Better late than never—especially if you’re a politician, a regular, or a sports bettor who’s living in the nation’s capital today.
Legal sports betting in Washington DC is scheduled to launch sometime before March ends, according to a recent public statement from the DC Office of Lottery and Gaming (OLG).
The mobile betting app from Intralot has passed the quality assurance testing phase, and OLG regulators are currently in the process of reviewing a wide-range of user interactions on the service.
Once the lone District-wide sports betting app is found to be in compliance with all city and federal gambling laws, Nicole Jordan, OLG director of marketing and communications, said officials still plan to launch by the end of March despite the lack of sports to bet on during the coronavirus pandemic.
“We are revising our launch strategy now based on the current state of world events and no games happening, but we will be ready to fully debut our sportsbook when it is safe for the sports world to return,” said Jordan.
Legal betting during the coronavirus pandemic is still alive and well, but it only appears to be the case if you’re playing at an online sportsbook located outside the United States.
Other countries are way ahead of America—in regards to acceptance of responsible online gambling—solely based on their oddsmakers’ ability to shift focus and have the authority to accept bets on other uncertain outcomes.
After all, if there is risk involved with odds for both sides and all bettors don’t have a direct influence on the outcome, then why not allow wagers on things that aren’t sports-related?
For US sportsbooks, the outbreak of the viral disease has highlighted the obscene amount of bureaucratic red tape wrapped around the new sports betting laws passed by state lawmakers and governors across the country, as well as the DC Council.
Bookmakers accepting wagers in the states with legalized sports betting must either survive what maybe months without sporting events or simply go out of business.
Based on how most of the laws were worded by state legislatures when initially passed, some sportsbooks can offer very limited novel betting lines after approval from regulators. Still, most are simply not authorized to create new ways to wager.
Outside the US, oddsmakers have had the freedom of creativity and have begun accepting bets on the weather, among other things that no one can reasonably have influence over.
Sure, betting on Pornhub traffic can theoretically be tilted in your favor if you’re a minuteman who visits the site off and on, in and out for long periods of time.

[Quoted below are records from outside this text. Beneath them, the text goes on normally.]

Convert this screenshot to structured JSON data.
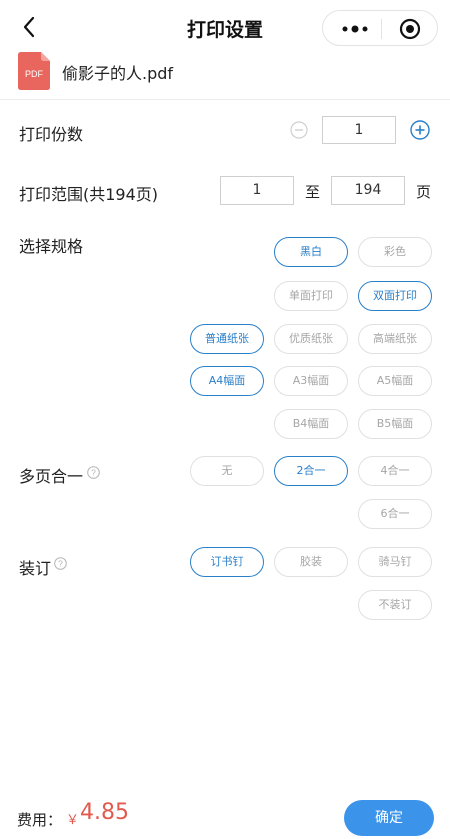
{
  "header": {
    "title": "打印设置"
  },
  "file": {
    "icon_text": "PDF",
    "name": "偷影子的人.pdf"
  },
  "copies": {
    "label": "打印份数",
    "value": "1"
  },
  "range": {
    "label": "打印范围(共194页)",
    "from": "1",
    "to_word": "至",
    "to": "194",
    "unit": "页"
  },
  "spec": {
    "label": "选择规格",
    "color_options": [
      "黑白",
      "彩色"
    ],
    "side_options": [
      "单面打印",
      "双面打印"
    ],
    "paper_options": [
      "普通纸张",
      "优质纸张",
      "高端纸张"
    ],
    "size_options": [
      "A4幅面",
      "A3幅面",
      "A5幅面",
      "B4幅面",
      "B5幅面"
    ],
    "selected": [
      "黑白",
      "双面打印",
      "普通纸张",
      "A4幅面"
    ]
  },
  "multipage": {
    "label": "多页合一",
    "options": [
      "无",
      "2合一",
      "4合一",
      "6合一"
    ],
    "selected": "2合一"
  },
  "binding": {
    "label": "装订",
    "options": [
      "订书钉",
      "胶装",
      "骑马钉",
      "不装订"
    ],
    "selected": "订书钉"
  },
  "footer": {
    "fee_label": "费用：",
    "currency": "￥",
    "amount": "4.85",
    "confirm_label": "确定"
  },
  "colors": {
    "accent": "#2a7fc9",
    "price": "#e15a4f",
    "button": "#3b93ea",
    "pdf_icon": "#e8665d"
  }
}
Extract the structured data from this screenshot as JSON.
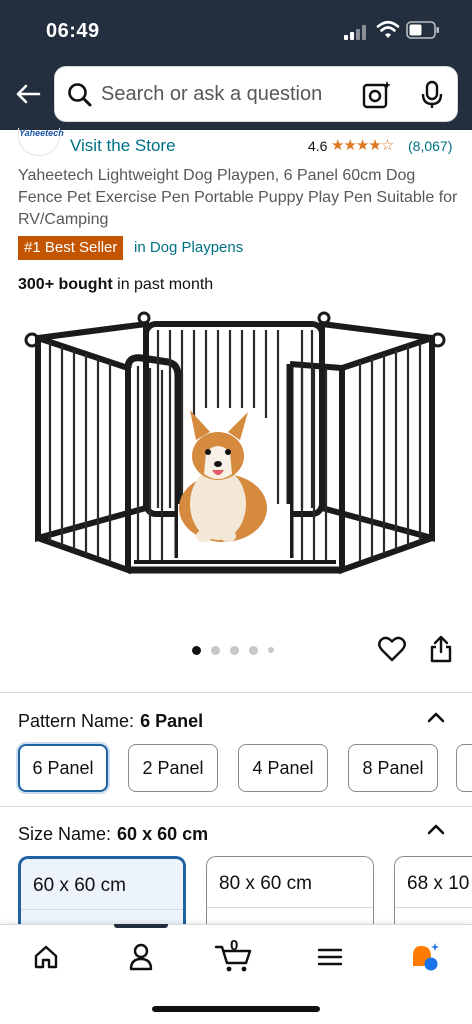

However, here’s the short of it: I bet your lotion and kleenex budget runs dry well before getting even remotely close to penetrating the surface of Pornhub’s traffic stat sheet.
Without March Madness and pretty much every sport throwing in the towel until the coronavirus pandemic is over, it’s hard to imagine a worse time for a US sportsbook to launch.
Fortunately, DC sports betting looks to be inching closer to the starting line after suffering multiple delays since it was signed into law. The city has even seen DC Councilmember and bill sponsor Jack Evans resign following an unrelated corruption FBI probe during the long wait for a sportsbook to arrive.
And while the wait for the Washington DC sports betting app is nearly over, determining whether the DC Lottery and Intralot made the mobile sportsbook worth the wait remains to be seen.